### Exercise:
In your answer, set down the records below exactly as they stand, omitting pictures.

################

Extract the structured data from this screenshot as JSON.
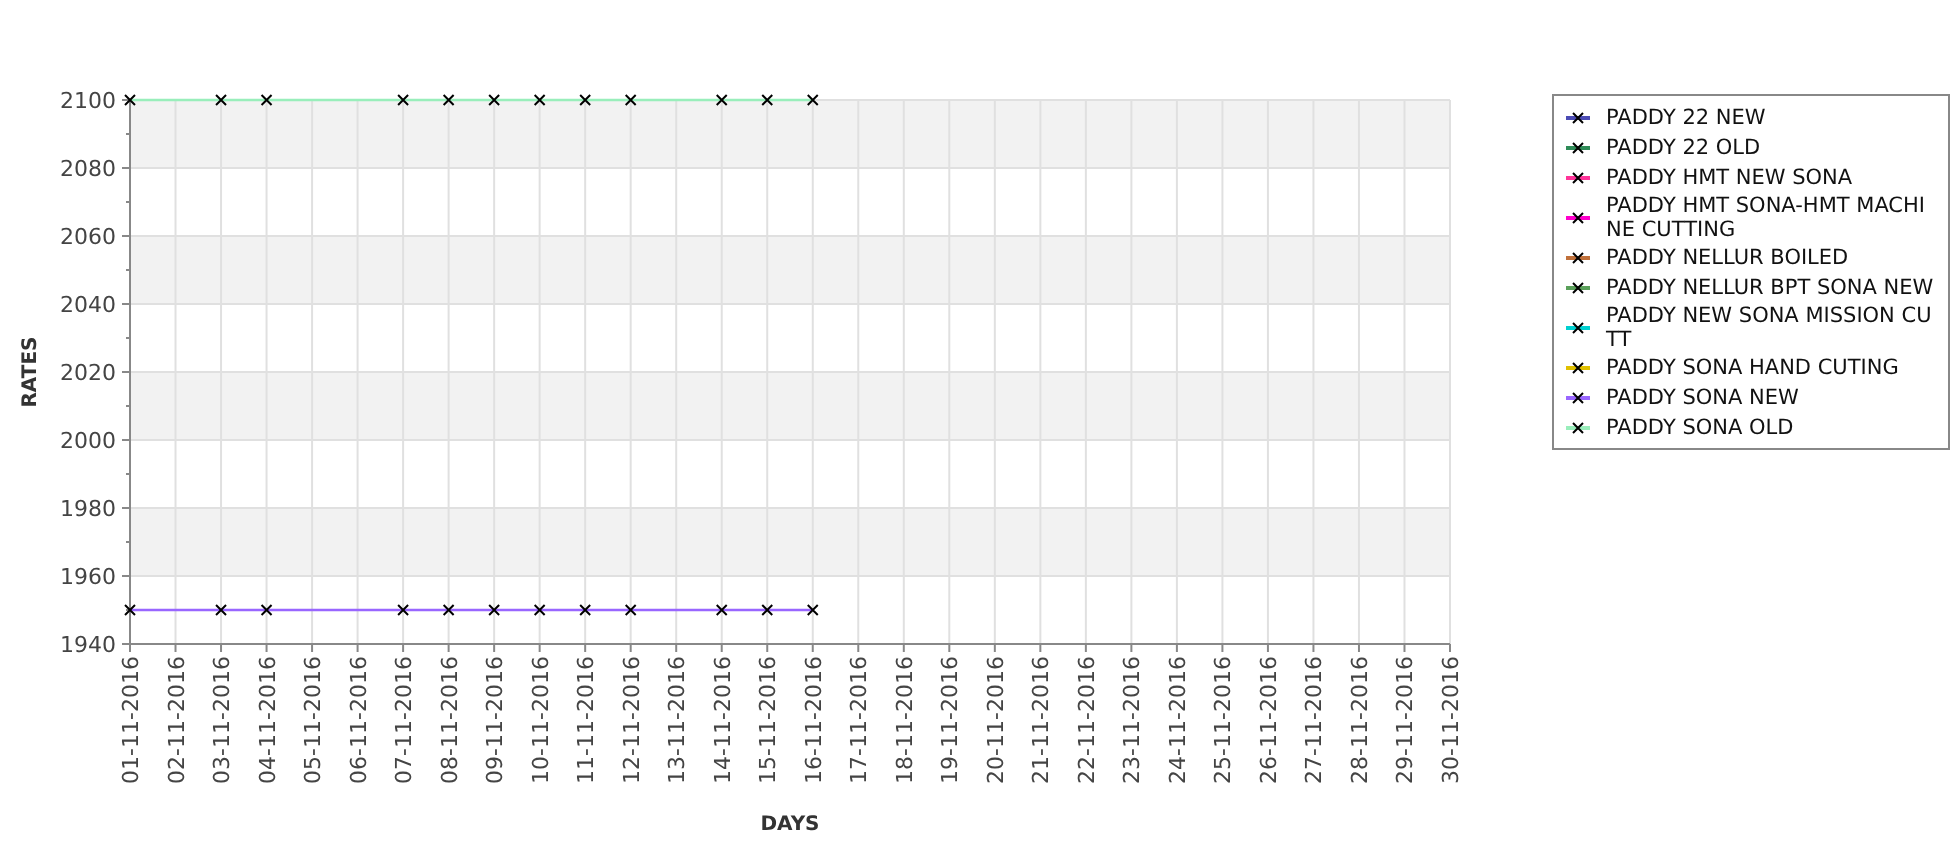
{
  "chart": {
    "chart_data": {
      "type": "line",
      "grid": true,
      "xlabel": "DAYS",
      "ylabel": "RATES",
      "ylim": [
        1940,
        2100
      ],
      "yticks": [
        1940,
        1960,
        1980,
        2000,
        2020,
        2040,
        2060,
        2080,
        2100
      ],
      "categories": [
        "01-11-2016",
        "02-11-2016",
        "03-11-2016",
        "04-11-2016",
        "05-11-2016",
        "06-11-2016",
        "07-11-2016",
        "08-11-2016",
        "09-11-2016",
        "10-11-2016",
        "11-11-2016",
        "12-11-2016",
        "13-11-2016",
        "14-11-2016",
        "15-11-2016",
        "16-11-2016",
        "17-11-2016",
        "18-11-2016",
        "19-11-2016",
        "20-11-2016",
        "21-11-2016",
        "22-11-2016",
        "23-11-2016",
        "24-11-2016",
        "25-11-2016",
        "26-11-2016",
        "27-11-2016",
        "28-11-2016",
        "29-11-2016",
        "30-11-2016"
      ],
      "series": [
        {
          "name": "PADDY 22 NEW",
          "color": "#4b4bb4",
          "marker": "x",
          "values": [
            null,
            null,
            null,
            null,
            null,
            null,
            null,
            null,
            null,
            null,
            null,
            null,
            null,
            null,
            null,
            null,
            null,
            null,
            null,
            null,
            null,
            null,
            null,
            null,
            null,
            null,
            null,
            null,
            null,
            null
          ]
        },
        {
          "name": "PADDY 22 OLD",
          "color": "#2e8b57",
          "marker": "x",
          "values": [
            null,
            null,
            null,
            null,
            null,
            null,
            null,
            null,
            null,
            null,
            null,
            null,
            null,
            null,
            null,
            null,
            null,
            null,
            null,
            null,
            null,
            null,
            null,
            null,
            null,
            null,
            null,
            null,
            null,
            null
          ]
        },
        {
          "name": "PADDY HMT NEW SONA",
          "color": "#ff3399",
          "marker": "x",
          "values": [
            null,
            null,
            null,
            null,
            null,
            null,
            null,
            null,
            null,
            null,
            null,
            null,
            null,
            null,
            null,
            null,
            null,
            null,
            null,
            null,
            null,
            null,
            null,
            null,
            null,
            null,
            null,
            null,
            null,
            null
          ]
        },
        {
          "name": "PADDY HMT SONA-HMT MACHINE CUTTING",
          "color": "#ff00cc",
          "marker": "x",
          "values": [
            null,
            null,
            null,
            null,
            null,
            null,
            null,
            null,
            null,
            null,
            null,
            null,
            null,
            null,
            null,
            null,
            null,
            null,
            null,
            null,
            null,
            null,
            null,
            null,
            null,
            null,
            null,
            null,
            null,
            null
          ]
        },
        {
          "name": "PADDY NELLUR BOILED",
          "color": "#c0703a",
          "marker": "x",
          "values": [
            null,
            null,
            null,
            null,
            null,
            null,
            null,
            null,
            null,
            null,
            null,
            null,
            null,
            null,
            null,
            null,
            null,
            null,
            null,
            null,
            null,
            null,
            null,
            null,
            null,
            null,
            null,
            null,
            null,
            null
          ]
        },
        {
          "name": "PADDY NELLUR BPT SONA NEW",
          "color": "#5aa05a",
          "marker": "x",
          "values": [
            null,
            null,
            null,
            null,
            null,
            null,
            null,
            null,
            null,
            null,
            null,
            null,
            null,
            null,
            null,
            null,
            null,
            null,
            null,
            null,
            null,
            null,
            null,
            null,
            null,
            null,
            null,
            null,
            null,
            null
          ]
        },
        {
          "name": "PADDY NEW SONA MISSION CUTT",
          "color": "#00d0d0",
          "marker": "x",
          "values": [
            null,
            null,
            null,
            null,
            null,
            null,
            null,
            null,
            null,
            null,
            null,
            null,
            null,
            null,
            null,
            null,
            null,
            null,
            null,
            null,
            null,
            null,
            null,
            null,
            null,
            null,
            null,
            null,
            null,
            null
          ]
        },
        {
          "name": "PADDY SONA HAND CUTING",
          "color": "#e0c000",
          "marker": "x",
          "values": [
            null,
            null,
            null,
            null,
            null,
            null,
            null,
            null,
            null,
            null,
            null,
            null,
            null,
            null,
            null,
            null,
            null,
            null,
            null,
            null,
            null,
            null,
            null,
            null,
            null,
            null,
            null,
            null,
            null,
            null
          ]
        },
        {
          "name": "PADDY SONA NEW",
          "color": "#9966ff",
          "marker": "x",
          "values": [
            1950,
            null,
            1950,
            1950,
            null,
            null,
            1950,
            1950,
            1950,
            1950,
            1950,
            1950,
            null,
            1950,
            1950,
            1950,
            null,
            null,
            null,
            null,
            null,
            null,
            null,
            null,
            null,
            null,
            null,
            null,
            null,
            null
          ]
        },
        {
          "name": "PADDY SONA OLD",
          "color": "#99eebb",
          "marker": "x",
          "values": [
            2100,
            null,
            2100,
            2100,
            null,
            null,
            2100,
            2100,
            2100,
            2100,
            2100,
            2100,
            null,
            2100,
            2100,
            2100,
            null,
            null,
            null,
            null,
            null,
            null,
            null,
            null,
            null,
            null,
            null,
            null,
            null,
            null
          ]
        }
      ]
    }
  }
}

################

### Task answer:
Extract the structured data from this screenshot as JSON.
{
  "chart": {
    "chart_data": {
      "type": "line",
      "grid": true,
      "xlabel": "DAYS",
      "ylabel": "RATES",
      "ylim": [
        1940,
        2100
      ],
      "yticks": [
        1940,
        1960,
        1980,
        2000,
        2020,
        2040,
        2060,
        2080,
        2100
      ],
      "categories": [
        "01-11-2016",
        "02-11-2016",
        "03-11-2016",
        "04-11-2016",
        "05-11-2016",
        "06-11-2016",
        "07-11-2016",
        "08-11-2016",
        "09-11-2016",
        "10-11-2016",
        "11-11-2016",
        "12-11-2016",
        "13-11-2016",
        "14-11-2016",
        "15-11-2016",
        "16-11-2016",
        "17-11-2016",
        "18-11-2016",
        "19-11-2016",
        "20-11-2016",
        "21-11-2016",
        "22-11-2016",
        "23-11-2016",
        "24-11-2016",
        "25-11-2016",
        "26-11-2016",
        "27-11-2016",
        "28-11-2016",
        "29-11-2016",
        "30-11-2016"
      ],
      "series": [
        {
          "name": "PADDY 22 NEW",
          "color": "#4b4bb4",
          "marker": "x",
          "values": [
            null,
            null,
            null,
            null,
            null,
            null,
            null,
            null,
            null,
            null,
            null,
            null,
            null,
            null,
            null,
            null,
            null,
            null,
            null,
            null,
            null,
            null,
            null,
            null,
            null,
            null,
            null,
            null,
            null,
            null
          ]
        },
        {
          "name": "PADDY 22 OLD",
          "color": "#2e8b57",
          "marker": "x",
          "values": [
            null,
            null,
            null,
            null,
            null,
            null,
            null,
            null,
            null,
            null,
            null,
            null,
            null,
            null,
            null,
            null,
            null,
            null,
            null,
            null,
            null,
            null,
            null,
            null,
            null,
            null,
            null,
            null,
            null,
            null
          ]
        },
        {
          "name": "PADDY HMT NEW SONA",
          "color": "#ff3399",
          "marker": "x",
          "values": [
            null,
            null,
            null,
            null,
            null,
            null,
            null,
            null,
            null,
            null,
            null,
            null,
            null,
            null,
            null,
            null,
            null,
            null,
            null,
            null,
            null,
            null,
            null,
            null,
            null,
            null,
            null,
            null,
            null,
            null
          ]
        },
        {
          "name": "PADDY HMT SONA-HMT MACHINE CUTTING",
          "color": "#ff00cc",
          "marker": "x",
          "values": [
            null,
            null,
            null,
            null,
            null,
            null,
            null,
            null,
            null,
            null,
            null,
            null,
            null,
            null,
            null,
            null,
            null,
            null,
            null,
            null,
            null,
            null,
            null,
            null,
            null,
            null,
            null,
            null,
            null,
            null
          ]
        },
        {
          "name": "PADDY NELLUR BOILED",
          "color": "#c0703a",
          "marker": "x",
          "values": [
            null,
            null,
            null,
            null,
            null,
            null,
            null,
            null,
            null,
            null,
            null,
            null,
            null,
            null,
            null,
            null,
            null,
            null,
            null,
            null,
            null,
            null,
            null,
            null,
            null,
            null,
            null,
            null,
            null,
            null
          ]
        },
        {
          "name": "PADDY NELLUR BPT SONA NEW",
          "color": "#5aa05a",
          "marker": "x",
          "values": [
            null,
            null,
            null,
            null,
            null,
            null,
            null,
            null,
            null,
            null,
            null,
            null,
            null,
            null,
            null,
            null,
            null,
            null,
            null,
            null,
            null,
            null,
            null,
            null,
            null,
            null,
            null,
            null,
            null,
            null
          ]
        },
        {
          "name": "PADDY NEW SONA MISSION CUTT",
          "color": "#00d0d0",
          "marker": "x",
          "values": [
            null,
            null,
            null,
            null,
            null,
            null,
            null,
            null,
            null,
            null,
            null,
            null,
            null,
            null,
            null,
            null,
            null,
            null,
            null,
            null,
            null,
            null,
            null,
            null,
            null,
            null,
            null,
            null,
            null,
            null
          ]
        },
        {
          "name": "PADDY SONA HAND CUTING",
          "color": "#e0c000",
          "marker": "x",
          "values": [
            null,
            null,
            null,
            null,
            null,
            null,
            null,
            null,
            null,
            null,
            null,
            null,
            null,
            null,
            null,
            null,
            null,
            null,
            null,
            null,
            null,
            null,
            null,
            null,
            null,
            null,
            null,
            null,
            null,
            null
          ]
        },
        {
          "name": "PADDY SONA NEW",
          "color": "#9966ff",
          "marker": "x",
          "values": [
            1950,
            null,
            1950,
            1950,
            null,
            null,
            1950,
            1950,
            1950,
            1950,
            1950,
            1950,
            null,
            1950,
            1950,
            1950,
            null,
            null,
            null,
            null,
            null,
            null,
            null,
            null,
            null,
            null,
            null,
            null,
            null,
            null
          ]
        },
        {
          "name": "PADDY SONA OLD",
          "color": "#99eebb",
          "marker": "x",
          "values": [
            2100,
            null,
            2100,
            2100,
            null,
            null,
            2100,
            2100,
            2100,
            2100,
            2100,
            2100,
            null,
            2100,
            2100,
            2100,
            null,
            null,
            null,
            null,
            null,
            null,
            null,
            null,
            null,
            null,
            null,
            null,
            null,
            null
          ]
        }
      ]
    }
  }
}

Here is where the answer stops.